During formal events in the dynastic period, bureaucratic scholars would follow the “峨冠博带 (é guān bó dài)”, meaning wearing a tall hat with a formal dress paired with a wide belt. Other than the occasion, casual wear can be worn without heavy accessories.
The Gong Tao in this situation was worn as casual wear, so you could say that Gong Tao was a must-have for the ancient Chinese to keep in their homes unless they only wore formal clothes all year round.
Because it was worn with everyday clothes, Gong Tao couldn’t be compared with accessories like gold, silver, and jade which indicated the identity and status of the wearer.
In ancient China, Gong Tao was not something easily bought from shops the way people buy food. However, it was an item made by women in their room as a hobby, like embroidery learned at a young age for all women. By looking at the Gong Tao, one can see whether the woman who made it has high skills or not.
Gong Tao can be worn by both men and women, although depending on the dynasty, Gong Tao may be more popular in men/women only. In addition, like Xiangnang (香囊), Gong Tao can also be given as a token of love to the opposite sex. Women who make Gong Tao can use them themselves or give them to men as a token of love.
Gong Tao was not only limited to commoners, it was also popular among scholars. During the Ming dynasty, scholars would wear the Zhiduo 直裰 (zhí duō), a type of long garment paired with a Gong Tao linked by jade or tied at the center front of the garment.
Gong Tao material
In general, Gong Tao is a simple accessory, but at the end of the woven rope, everyone can add certain accessories according to their preferences.
Some only have tassels and some prefer to add heavier items to press down on clothes such as jade pendants, gold jewelry, bone carvings, or Chinese knots.
Apart from decorating with different small accessories, they could also have intricate embroidery woven using various colored silk threads.
Difference between Gong Tao and Jin Bu
When it comes to having some kind of weight to press clothes, apart from Gong Tao, another accessory that serves the same purpose is Jin Bu (禁步 ; jìn bù). The obvious difference is the type of material that both are made of – the material and the length of this accessory.
Jin Bu’s length can vary.
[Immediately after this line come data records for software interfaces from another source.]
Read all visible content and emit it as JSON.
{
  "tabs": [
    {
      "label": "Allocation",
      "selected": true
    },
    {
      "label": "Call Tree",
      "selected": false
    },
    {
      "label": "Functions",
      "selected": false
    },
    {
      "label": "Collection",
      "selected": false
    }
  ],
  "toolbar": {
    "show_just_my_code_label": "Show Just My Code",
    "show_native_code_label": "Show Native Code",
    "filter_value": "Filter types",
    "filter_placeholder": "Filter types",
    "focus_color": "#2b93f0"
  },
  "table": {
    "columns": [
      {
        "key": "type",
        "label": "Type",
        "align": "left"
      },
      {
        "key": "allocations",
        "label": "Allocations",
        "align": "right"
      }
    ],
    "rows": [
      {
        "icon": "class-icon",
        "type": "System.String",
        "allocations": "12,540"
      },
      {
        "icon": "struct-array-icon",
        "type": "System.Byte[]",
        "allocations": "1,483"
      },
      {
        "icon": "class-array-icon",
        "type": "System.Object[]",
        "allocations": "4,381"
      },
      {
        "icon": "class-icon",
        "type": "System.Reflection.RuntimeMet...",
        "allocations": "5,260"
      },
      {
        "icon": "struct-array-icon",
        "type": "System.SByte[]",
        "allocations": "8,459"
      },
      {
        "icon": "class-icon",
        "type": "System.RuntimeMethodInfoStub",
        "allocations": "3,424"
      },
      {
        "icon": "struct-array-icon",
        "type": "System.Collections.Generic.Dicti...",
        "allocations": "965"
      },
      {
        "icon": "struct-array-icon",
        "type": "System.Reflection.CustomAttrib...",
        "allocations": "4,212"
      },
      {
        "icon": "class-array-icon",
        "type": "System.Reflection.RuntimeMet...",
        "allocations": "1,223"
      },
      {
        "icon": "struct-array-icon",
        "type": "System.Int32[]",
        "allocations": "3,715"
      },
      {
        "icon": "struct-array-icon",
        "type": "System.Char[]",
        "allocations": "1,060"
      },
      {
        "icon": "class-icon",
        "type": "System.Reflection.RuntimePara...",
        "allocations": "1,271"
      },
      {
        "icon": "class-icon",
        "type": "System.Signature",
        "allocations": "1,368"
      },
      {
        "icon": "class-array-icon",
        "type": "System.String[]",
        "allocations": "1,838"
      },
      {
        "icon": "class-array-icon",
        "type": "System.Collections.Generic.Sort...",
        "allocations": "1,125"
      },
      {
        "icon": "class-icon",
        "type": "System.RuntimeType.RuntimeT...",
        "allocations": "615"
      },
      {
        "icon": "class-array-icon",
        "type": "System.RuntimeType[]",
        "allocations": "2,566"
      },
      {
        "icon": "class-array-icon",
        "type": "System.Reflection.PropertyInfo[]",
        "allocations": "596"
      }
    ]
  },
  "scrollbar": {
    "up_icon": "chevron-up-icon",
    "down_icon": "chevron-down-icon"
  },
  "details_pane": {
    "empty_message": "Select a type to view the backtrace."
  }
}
Some are long enough to reach below the knee, but they are usually only about half an arm long and won’t come below the knee.
Jin Bu’s tying technique was quite easy. This is just a knot. Most Jin Bu has the end of the rope looped at the top. The end of the knot would be tucked under the waistband of the wrapped clothes, then the entire Jin Bu would be threaded through the loop that was coming out from the top of the belt. This method will essentially secure access to the garment unless it is unfastened or the wrap dress’s sash is removed.
Gong Tao is generally longer than Jin Bu. The length should be long enough to wrap around the waist once or twice as this type of accessory is worn by wrapping the waist over a layer of Hanfu and then tying it together.
But in general, both of them have the same goal, which is to prevent clothes from fluttering in the wind.